# What you need to do
Each entry is to be restated word for word, with nothing omitted.

[Dataset entries]
::::

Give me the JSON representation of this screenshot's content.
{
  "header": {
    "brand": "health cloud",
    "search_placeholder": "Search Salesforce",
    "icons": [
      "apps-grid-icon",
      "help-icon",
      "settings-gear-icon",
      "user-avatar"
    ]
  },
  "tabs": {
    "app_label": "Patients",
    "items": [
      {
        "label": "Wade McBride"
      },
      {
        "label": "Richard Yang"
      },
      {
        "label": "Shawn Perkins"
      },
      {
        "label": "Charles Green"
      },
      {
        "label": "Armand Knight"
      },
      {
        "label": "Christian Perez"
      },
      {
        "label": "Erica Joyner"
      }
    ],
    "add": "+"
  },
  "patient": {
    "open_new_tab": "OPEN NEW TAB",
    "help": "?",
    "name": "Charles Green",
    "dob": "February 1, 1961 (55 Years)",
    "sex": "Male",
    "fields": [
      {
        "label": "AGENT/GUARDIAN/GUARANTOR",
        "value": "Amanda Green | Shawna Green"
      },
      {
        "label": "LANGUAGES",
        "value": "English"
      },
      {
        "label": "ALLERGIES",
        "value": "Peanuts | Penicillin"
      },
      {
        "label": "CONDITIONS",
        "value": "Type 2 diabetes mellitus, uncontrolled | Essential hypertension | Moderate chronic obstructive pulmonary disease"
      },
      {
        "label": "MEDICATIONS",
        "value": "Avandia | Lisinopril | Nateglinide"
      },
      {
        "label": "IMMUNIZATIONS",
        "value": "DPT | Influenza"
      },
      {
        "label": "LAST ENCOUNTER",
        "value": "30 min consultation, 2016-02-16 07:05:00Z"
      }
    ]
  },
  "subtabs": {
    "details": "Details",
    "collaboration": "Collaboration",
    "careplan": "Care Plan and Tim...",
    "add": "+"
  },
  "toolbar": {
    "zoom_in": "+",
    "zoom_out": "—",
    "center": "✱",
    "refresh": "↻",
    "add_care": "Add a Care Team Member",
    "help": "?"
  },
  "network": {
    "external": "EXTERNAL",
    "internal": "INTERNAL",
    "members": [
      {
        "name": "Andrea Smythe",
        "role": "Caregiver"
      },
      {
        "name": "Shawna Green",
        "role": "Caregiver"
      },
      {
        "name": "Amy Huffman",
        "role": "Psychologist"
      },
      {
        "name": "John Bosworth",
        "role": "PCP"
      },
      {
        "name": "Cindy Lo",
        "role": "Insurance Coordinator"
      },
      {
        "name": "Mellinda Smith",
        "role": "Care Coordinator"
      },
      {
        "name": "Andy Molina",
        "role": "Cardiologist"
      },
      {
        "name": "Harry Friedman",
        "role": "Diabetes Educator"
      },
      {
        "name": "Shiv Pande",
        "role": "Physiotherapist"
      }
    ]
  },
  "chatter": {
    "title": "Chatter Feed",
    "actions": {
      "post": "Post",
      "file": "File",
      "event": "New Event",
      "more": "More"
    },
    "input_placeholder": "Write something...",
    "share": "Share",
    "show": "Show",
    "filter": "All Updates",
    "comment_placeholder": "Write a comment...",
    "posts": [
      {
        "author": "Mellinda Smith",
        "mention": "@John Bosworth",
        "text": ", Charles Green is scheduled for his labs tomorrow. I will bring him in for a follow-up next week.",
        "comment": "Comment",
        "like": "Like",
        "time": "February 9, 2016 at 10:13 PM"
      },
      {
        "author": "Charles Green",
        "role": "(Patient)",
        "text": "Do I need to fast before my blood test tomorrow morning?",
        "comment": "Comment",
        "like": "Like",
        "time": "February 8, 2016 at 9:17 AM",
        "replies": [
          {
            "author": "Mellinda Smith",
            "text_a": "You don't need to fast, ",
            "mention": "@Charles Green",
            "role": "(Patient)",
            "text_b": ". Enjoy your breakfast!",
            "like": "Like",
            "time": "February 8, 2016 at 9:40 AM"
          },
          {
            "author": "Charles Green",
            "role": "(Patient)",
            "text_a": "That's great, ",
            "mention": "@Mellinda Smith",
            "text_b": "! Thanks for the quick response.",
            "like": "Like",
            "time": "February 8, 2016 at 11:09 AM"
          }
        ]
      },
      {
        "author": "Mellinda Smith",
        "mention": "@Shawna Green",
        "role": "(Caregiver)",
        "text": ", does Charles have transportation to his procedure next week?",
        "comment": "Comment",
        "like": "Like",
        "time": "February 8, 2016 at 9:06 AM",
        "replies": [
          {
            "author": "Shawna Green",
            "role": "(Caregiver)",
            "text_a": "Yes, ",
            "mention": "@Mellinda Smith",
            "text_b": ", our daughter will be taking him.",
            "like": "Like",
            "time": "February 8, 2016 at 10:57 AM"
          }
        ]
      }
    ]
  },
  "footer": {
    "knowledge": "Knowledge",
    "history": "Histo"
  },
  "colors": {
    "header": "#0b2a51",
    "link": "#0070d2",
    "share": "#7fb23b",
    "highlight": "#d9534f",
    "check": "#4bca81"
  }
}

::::

# Response area
Give me the JSON representation of this screenshot's content.
{
  "header": {
    "brand": "health cloud",
    "search_placeholder": "Search Salesforce",
    "icons": [
      "apps-grid-icon",
      "help-icon",
      "settings-gear-icon",
      "user-avatar"
    ]
  },
  "tabs": {
    "app_label": "Patients",
    "items": [
      {
        "label": "Wade McBride"
      },
      {
        "label": "Richard Yang"
      },
      {
        "label": "Shawn Perkins"
      },
      {
        "label": "Charles Green"
      },
      {
        "label": "Armand Knight"
      },
      {
        "label": "Christian Perez"
      },
      {
        "label": "Erica Joyner"
      }
    ],
    "add": "+"
  },
  "patient": {
    "open_new_tab": "OPEN NEW TAB",
    "help": "?",
    "name": "Charles Green",
    "dob": "February 1, 1961 (55 Years)",
    "sex": "Male",
    "fields": [
      {
        "label": "AGENT/GUARDIAN/GUARANTOR",
        "value": "Amanda Green | Shawna Green"
      },
      {
        "label": "LANGUAGES",
        "value": "English"
      },
      {
        "label": "ALLERGIES",
        "value": "Peanuts | Penicillin"
      },
      {
        "label": "CONDITIONS",
        "value": "Type 2 diabetes mellitus, uncontrolled | Essential hypertension | Moderate chronic obstructive pulmonary disease"
      },
      {
        "label": "MEDICATIONS",
        "value": "Avandia | Lisinopril | Nateglinide"
      },
      {
        "label": "IMMUNIZATIONS",
        "value": "DPT | Influenza"
      },
      {
        "label": "LAST ENCOUNTER",
        "value": "30 min consultation, 2016-02-16 07:05:00Z"
      }
    ]
  },
  "subtabs": {
    "details": "Details",
    "collaboration": "Collaboration",
    "careplan": "Care Plan and Tim...",
    "add": "+"
  },
  "toolbar": {
    "zoom_in": "+",
    "zoom_out": "—",
    "center": "✱",
    "refresh": "↻",
    "add_care": "Add a Care Team Member",
    "help": "?"
  },
  "network": {
    "external": "EXTERNAL",
    "internal": "INTERNAL",
    "members": [
      {
        "name": "Andrea Smythe",
        "role": "Caregiver"
      },
      {
        "name": "Shawna Green",
        "role": "Caregiver"
      },
      {
        "name": "Amy Huffman",
        "role": "Psychologist"
      },
      {
        "name": "John Bosworth",
        "role": "PCP"
      },
      {
        "name": "Cindy Lo",
        "role": "Insurance Coordinator"
      },
      {
        "name": "Mellinda Smith",
        "role": "Care Coordinator"
      },
      {
        "name": "Andy Molina",
        "role": "Cardiologist"
      },
      {
        "name": "Harry Friedman",
        "role": "Diabetes Educator"
      },
      {
        "name": "Shiv Pande",
        "role": "Physiotherapist"
      }
    ]
  },
  "chatter": {
    "title": "Chatter Feed",
    "actions": {
      "post": "Post",
      "file": "File",
      "event": "New Event",
      "more": "More"
    },
    "input_placeholder": "Write something...",
    "share": "Share",
    "show": "Show",
    "filter": "All Updates",
    "comment_placeholder": "Write a comment...",
    "posts": [
      {
        "author": "Mellinda Smith",
        "mention": "@John Bosworth",
        "text": ", Charles Green is scheduled for his labs tomorrow. I will bring him in for a follow-up next week.",
        "comment": "Comment",
        "like": "Like",
        "time": "February 9, 2016 at 10:13 PM"
      },
      {
        "author": "Charles Green",
        "role": "(Patient)",
        "text": "Do I need to fast before my blood test tomorrow morning?",
        "comment": "Comment",
        "like": "Like",
        "time": "February 8, 2016 at 9:17 AM",
        "replies": [
          {
            "author": "Mellinda Smith",
            "text_a": "You don't need to fast, ",
            "mention": "@Charles Green",
            "role": "(Patient)",
            "text_b": ". Enjoy your breakfast!",
            "like": "Like",
            "time": "February 8, 2016 at 9:40 AM"
          },
          {
            "author": "Charles Green",
            "role": "(Patient)",
            "text_a": "That's great, ",
            "mention": "@Mellinda Smith",
            "text_b": "! Thanks for the quick response.",
            "like": "Like",
            "time": "February 8, 2016 at 11:09 AM"
          }
        ]
      },
      {
        "author": "Mellinda Smith",
        "mention": "@Shawna Green",
        "role": "(Caregiver)",
        "text": ", does Charles have transportation to his procedure next week?",
        "comment": "Comment",
        "like": "Like",
        "time": "February 8, 2016 at 9:06 AM",
        "replies": [
          {
            "author": "Shawna Green",
            "role": "(Caregiver)",
            "text_a": "Yes, ",
            "mention": "@Mellinda Smith",
            "text_b": ", our daughter will be taking him.",
            "like": "Like",
            "time": "February 8, 2016 at 10:57 AM"
          }
        ]
      }
    ]
  },
  "footer": {
    "knowledge": "Knowledge",
    "history": "Histo"
  },
  "colors": {
    "header": "#0b2a51",
    "link": "#0070d2",
    "share": "#7fb23b",
    "highlight": "#d9534f",
    "check": "#4bca81"
  }
}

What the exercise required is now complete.